I have to admit, I just made it up—the pooping part. But I’m sticking to it. (not literally) I mean, what becomes of that seed after it is ingested? It’s not as though the bird is simply OCD reorganizing like a neurotic file clerk. I can’t think of any better way for the big boys to deride a Jewish philosopher than to say he picks up a tidbit here and poops it out there.
I’ll take on the whole ancient Greek world if I have to. They’re wrong. I’m right. Though I suppose I ought to explain I’m changing space and time. Thanks for the clarification, (smart-ass!)
Moreover, I’ll stick with seed-picker. No surprise here that I distrust intellectualism. It’s not how Jesus taught. It’s okay as a spice, even as a semi-staple. “Bring your gift to the altar” if that is your gift. But when people carry on as though it is the be-all and end-all I smell a rat. I think of those reveling in heady matters “which end up in nothing, but which furnish questions for research rather than a dispensing of anything by God in connection with faith.” (1 Timothy 1:4) As though the truth within us all resides in the brain and not the heart.
And just who is “that know-it-all brother?” Since I am a Witness doing the Witness thing, I don’t do names (or I provide my own). Aristophanes will be “one worldly author,” same as Elon Musk will be “one wealthy businessman.”
There are three ways to spin HQ’s avoidance of names:
The pious way: ‘Give all glory to God; men are but dust on the scales.’
The derisive Greek philosopher way: ‘Yeah, it’s because they have no idea who these people are.’
The third way I think I have invented myself; if it copies anyone, I’m not aware of it: ‘It is the play we are watching, not the actors in the play. You don’t have to know the names of the actors to follow the play; it can even be a distraction if you do. Besides, as soon as you name a villain, you create the impression that removing that villain remedies things. Instead, another actor who has all the lines down pat instantly steps on stage and the play continues with barely a hiccup.’
Nobody gains dignity in any of my writings, including myself. Always they lose a little, in keeping with us all being but dust on the scales who do well not to take ourselves too seriously. It’s a little dicey to know how much to ‘credit’ people. The introduction to Tom Irregardless begins standard boilerplate and then expands a little:

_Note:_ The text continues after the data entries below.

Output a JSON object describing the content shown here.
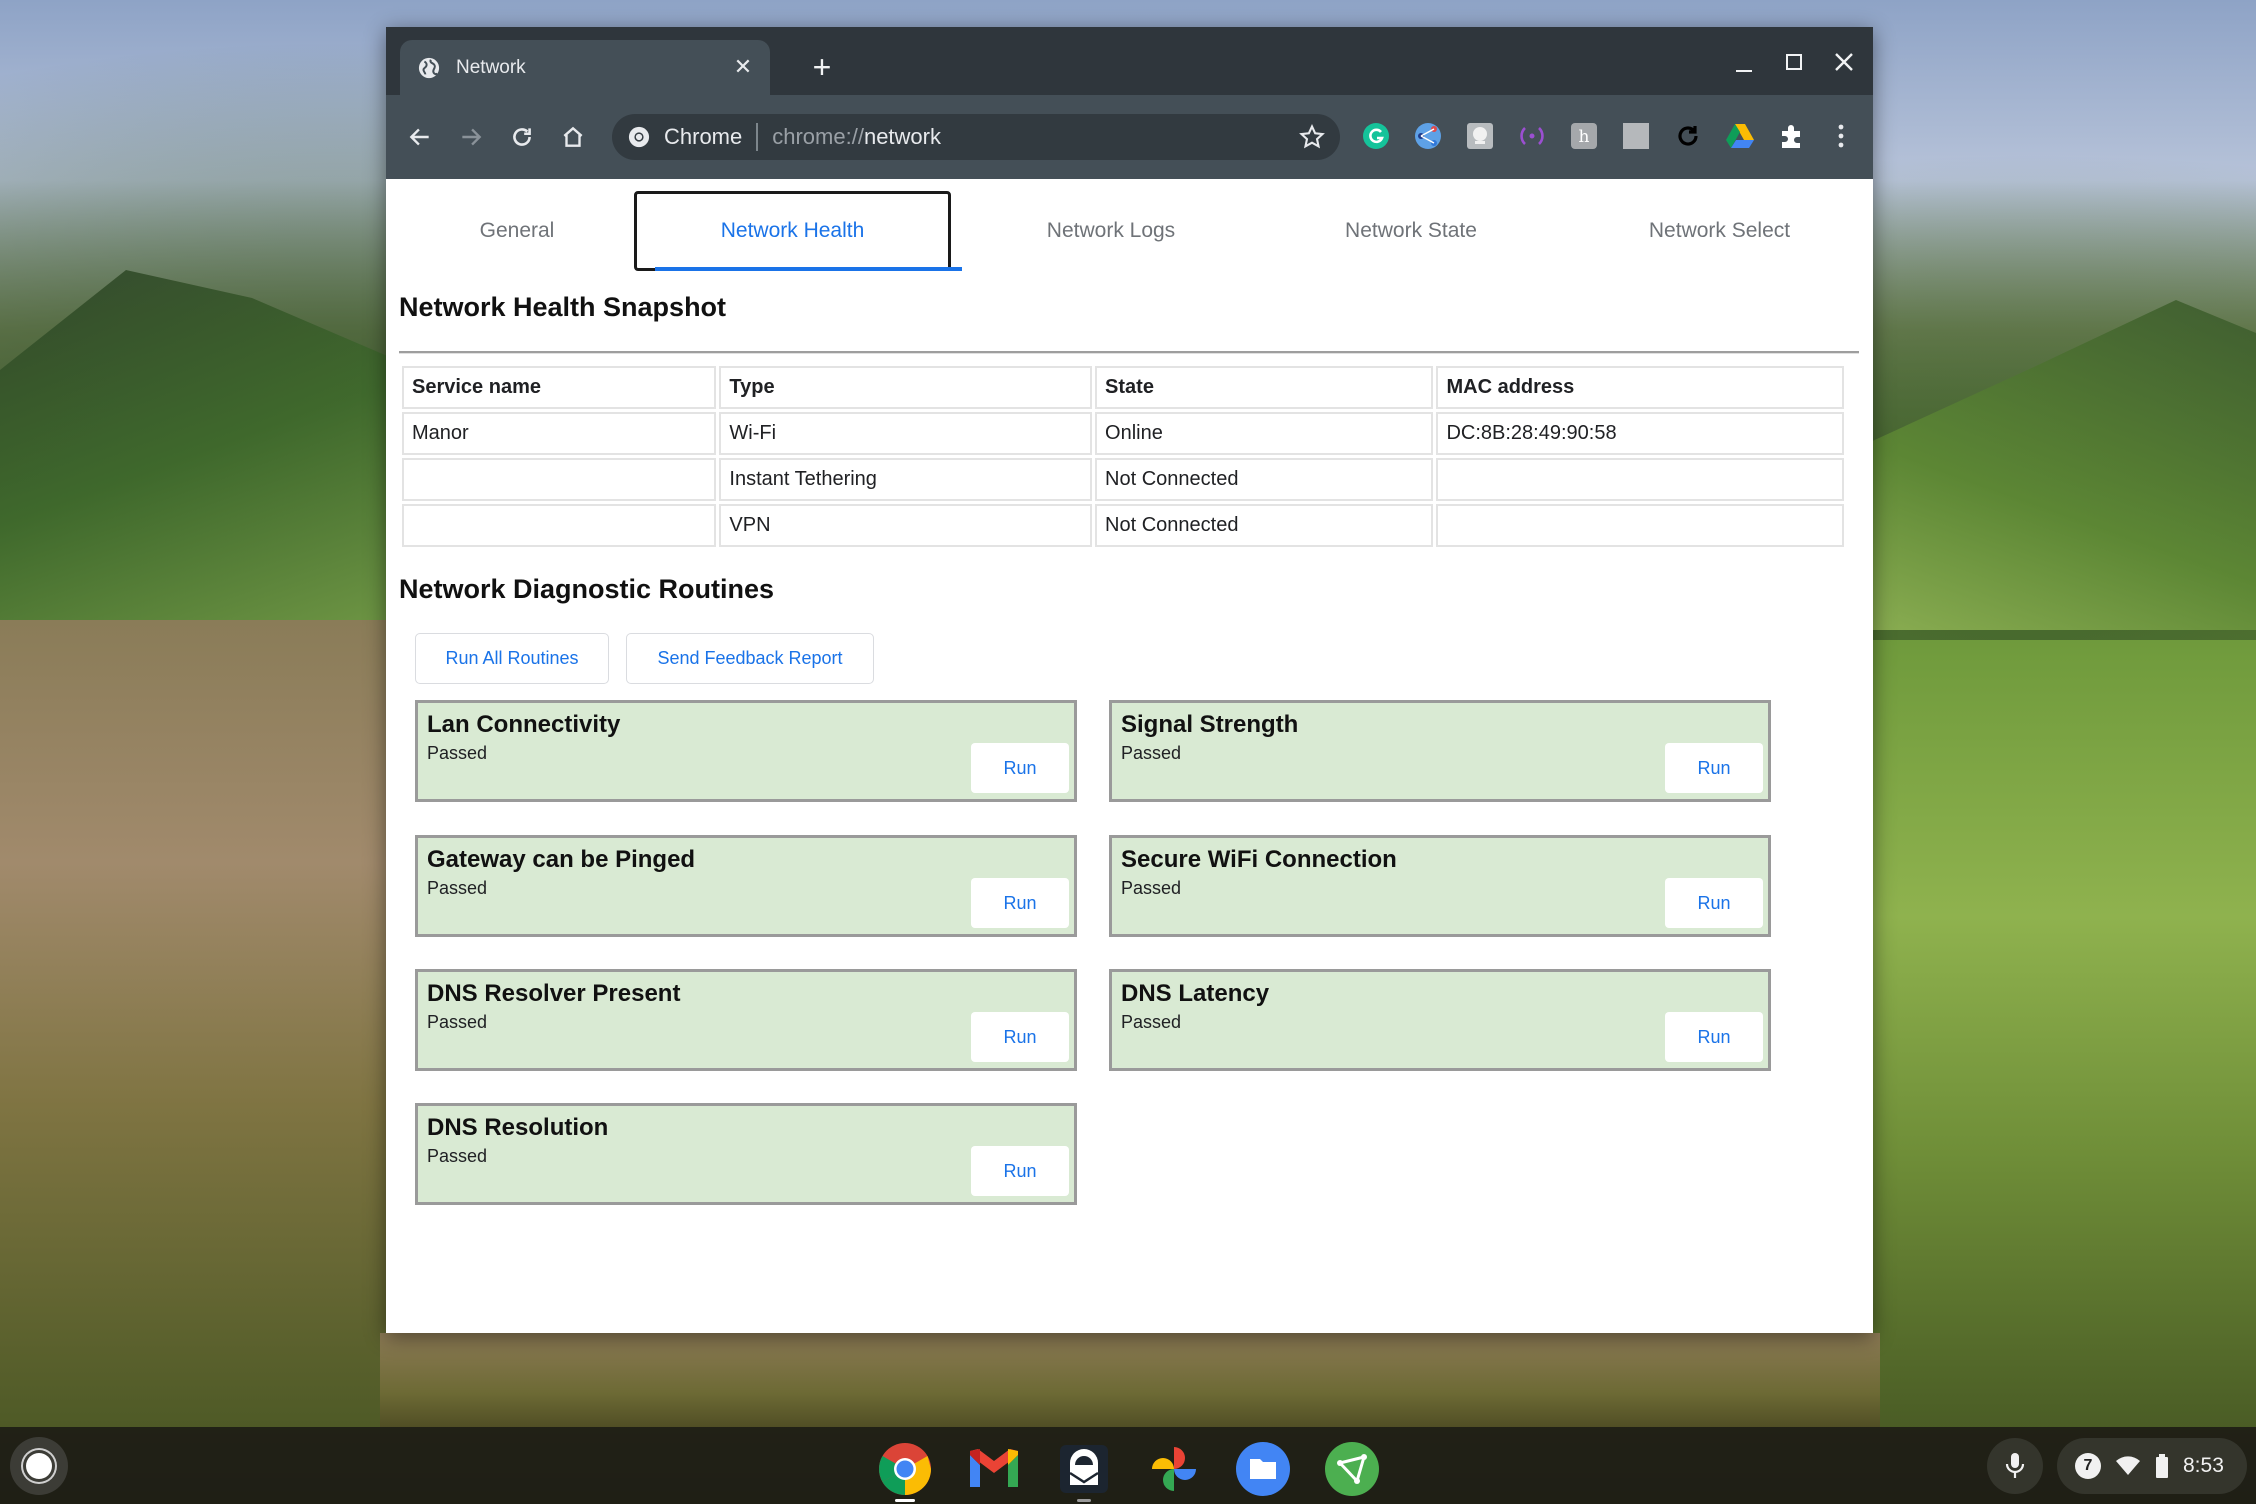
{
  "browser": {
    "tab_title": "Network",
    "omnibox_label": "Chrome",
    "url_scheme": "chrome://",
    "url_host": "network",
    "extensions": [
      "grammarly-icon",
      "share-extension-icon",
      "screenshot-extension-icon",
      "broadcast-extension-icon",
      "honey-extension-icon",
      "blank-extension-icon",
      "refresh-extension-icon",
      "google-drive-icon",
      "extensions-puzzle-icon"
    ]
  },
  "page": {
    "tabs": [
      {
        "label": "General",
        "active": false
      },
      {
        "label": "Network Health",
        "active": true
      },
      {
        "label": "Network Logs",
        "active": false
      },
      {
        "label": "Network State",
        "active": false
      },
      {
        "label": "Network Select",
        "active": false
      }
    ],
    "snapshot": {
      "title": "Network Health Snapshot",
      "columns": [
        "Service name",
        "Type",
        "State",
        "MAC address"
      ],
      "rows": [
        [
          "Manor",
          "Wi-Fi",
          "Online",
          "DC:8B:28:49:90:58"
        ],
        [
          "",
          "Instant Tethering",
          "Not Connected",
          ""
        ],
        [
          "",
          "VPN",
          "Not Connected",
          ""
        ]
      ]
    },
    "routines": {
      "title": "Network Diagnostic Routines",
      "run_all_label": "Run All Routines",
      "feedback_label": "Send Feedback Report",
      "run_label": "Run",
      "items": [
        {
          "name": "Lan Connectivity",
          "result": "Passed"
        },
        {
          "name": "Signal Strength",
          "result": "Passed"
        },
        {
          "name": "Gateway can be Pinged",
          "result": "Passed"
        },
        {
          "name": "Secure WiFi Connection",
          "result": "Passed"
        },
        {
          "name": "DNS Resolver Present",
          "result": "Passed"
        },
        {
          "name": "DNS Latency",
          "result": "Passed"
        },
        {
          "name": "DNS Resolution",
          "result": "Passed"
        }
      ]
    }
  },
  "shelf": {
    "apps": [
      "chrome",
      "gmail",
      "protonmail",
      "google-photos",
      "files",
      "app-green"
    ],
    "notification_count": "7",
    "time": "8:53"
  },
  "colors": {
    "accent": "#1a73e8",
    "routine_pass_bg": "#d9ead3",
    "routine_border": "#9a9a9a",
    "toolbar": "#444f57",
    "tabstrip": "#2f363c"
  }
}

“All persons with names like ‘Irregardless’ are real though generally composite. You can meet them in my circuit or even yours. Events related are faithfully depicted except for a few that I’ve made up. Persons with names recognizable from history or current events—you’re nuts!—it’s not those people at all!”
*** The bookstore